Lately, Blanchett told me, she had been feeling “a massive urge to be quiet.” She was concerned that anything she might say about herself or about “Tár” would muddle the audience reaction to the film, which felt like a transformative experience for her. “Something moved through us all collectively. And I don’t know what that is, and I don’t want to tell an audience what it is, but I know it’s something.” She promised me she wasn’t trying to obfuscate.
“I feel like it’s a genuine quest that I’m on, which I don’t fully understand myself. But there’s something that I connect with on a deep level with the character Lydia. Not that I’m at all like her.” The look of anxiety and near-nausea returned. “But she seems to be at the end of a cycle. She’s completing this lifelong quest or ambition to match the classical greats, to match Mahler, to leave a legacy. You know, to prove to those bullies in primary school that she is someone and that she can break through those ceilings and realize her full potential.
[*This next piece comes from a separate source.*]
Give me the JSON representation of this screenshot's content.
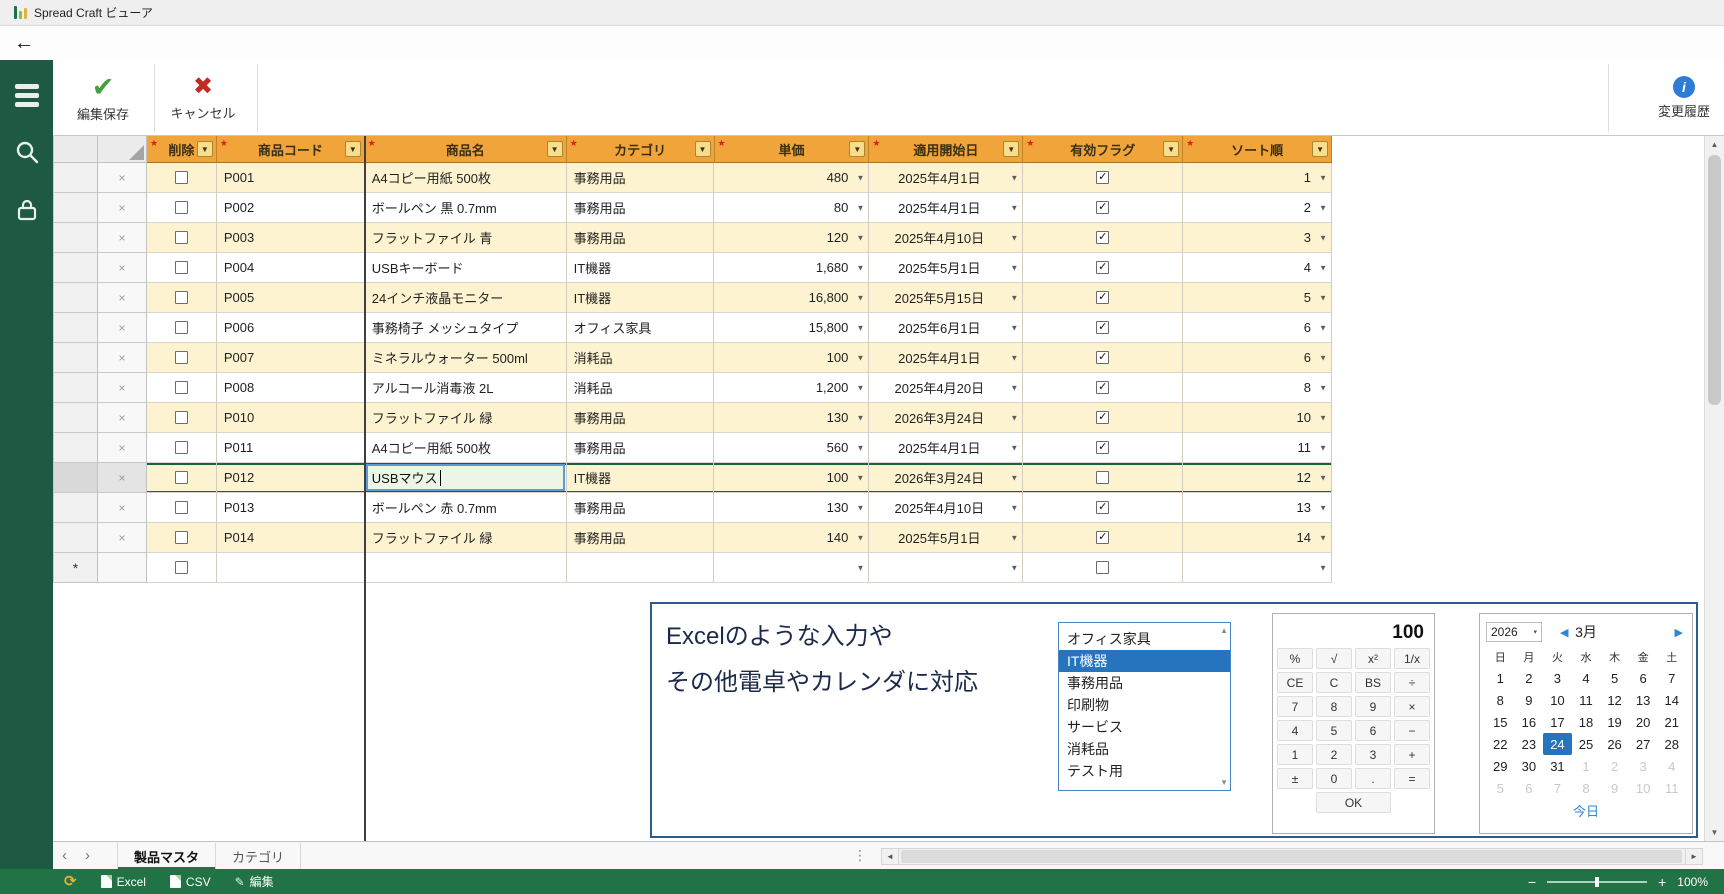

And when you get to that point as an artist, as a human being, you have to risk exploding it all and leaving it behind.”
She described the artist as a person climbing a mountain peak in the hope of reaching something at the top — who then realizes, as she nears her goal, that all along she has been chasing a chimera. The real prize is on the next mountain, which may itself simply be illusory, “constructed by what you thought you wanted, or an external sense of what a peak was,” but which nevertheless now demands her energies. “I didn’t even know I was thinking about it, but it, just, all of this stuff came up, you know. It drew a lot of things together for me.” The movie was about many things, she hedged, but this was a strand of what had drawn her to it, some recognition of the path Tár was on. “Just that sense of continual sense of risk.”
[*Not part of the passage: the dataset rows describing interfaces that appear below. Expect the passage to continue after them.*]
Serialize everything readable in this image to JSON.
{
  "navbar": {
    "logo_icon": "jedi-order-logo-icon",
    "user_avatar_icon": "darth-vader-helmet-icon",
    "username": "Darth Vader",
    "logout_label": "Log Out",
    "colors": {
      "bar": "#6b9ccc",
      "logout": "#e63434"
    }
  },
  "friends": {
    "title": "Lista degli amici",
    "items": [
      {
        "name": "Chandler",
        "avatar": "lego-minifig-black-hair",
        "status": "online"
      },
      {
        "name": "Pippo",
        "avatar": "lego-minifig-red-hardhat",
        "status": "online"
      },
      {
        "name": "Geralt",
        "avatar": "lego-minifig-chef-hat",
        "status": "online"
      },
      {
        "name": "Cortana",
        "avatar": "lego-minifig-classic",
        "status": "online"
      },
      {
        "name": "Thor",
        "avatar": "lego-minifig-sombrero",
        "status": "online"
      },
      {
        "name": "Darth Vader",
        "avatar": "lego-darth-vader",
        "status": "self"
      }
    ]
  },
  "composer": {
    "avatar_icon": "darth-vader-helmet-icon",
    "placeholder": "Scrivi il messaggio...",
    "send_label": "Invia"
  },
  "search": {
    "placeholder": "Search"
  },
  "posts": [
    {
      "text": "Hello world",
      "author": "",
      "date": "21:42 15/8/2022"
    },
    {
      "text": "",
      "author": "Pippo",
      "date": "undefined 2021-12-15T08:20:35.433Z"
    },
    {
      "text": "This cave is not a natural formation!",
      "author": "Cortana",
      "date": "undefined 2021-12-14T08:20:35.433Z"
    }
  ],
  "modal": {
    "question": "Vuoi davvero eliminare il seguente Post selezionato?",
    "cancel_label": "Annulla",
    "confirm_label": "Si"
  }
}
At the end of our final conversation, I asked — hoping to give her some relief from talking about the project of performance and the burdens of age — what’s delighting her right now, what ideas or wishes or artworks are keeping her company mentally. Her voice changed. “Gosh. I’m quite — ” she stopped. “Tired.” The tone of her voice shifted so suddenly, twisted to the forlorn so dramatically, that I grew alarmed. But she was just having trouble conjuring an answer to the question. It had been a long day, and now it was 11 o’clock: She was tired. What was on her mind? Learning to surf. The journalism of Anne Applebaum. Growing things in her garden. A slim novel called “Assembly,” by Natasha Brown. She paused. “You know what I’d love to do, too? I’d love to go for a really, really long walk.”
“Not one of those where I’m going to buy a pack of cigarettes and never come back — ” and we were laughing again. “Not that kind of walk.”
The thing about a long walk is it’s an experience of process, of being in the corridor between the place you started and the place you will eventually be. “It’s like that moment of suspension in dance when you don’t know whether the dancer is taking off or about to land,” Blanchett said. She gestured with her body, as if she were going to take wing and hover. “That moment, that intake of breath before the words come out or the music comes out.” She smiled. “I want to be there. I want to be permanently there.”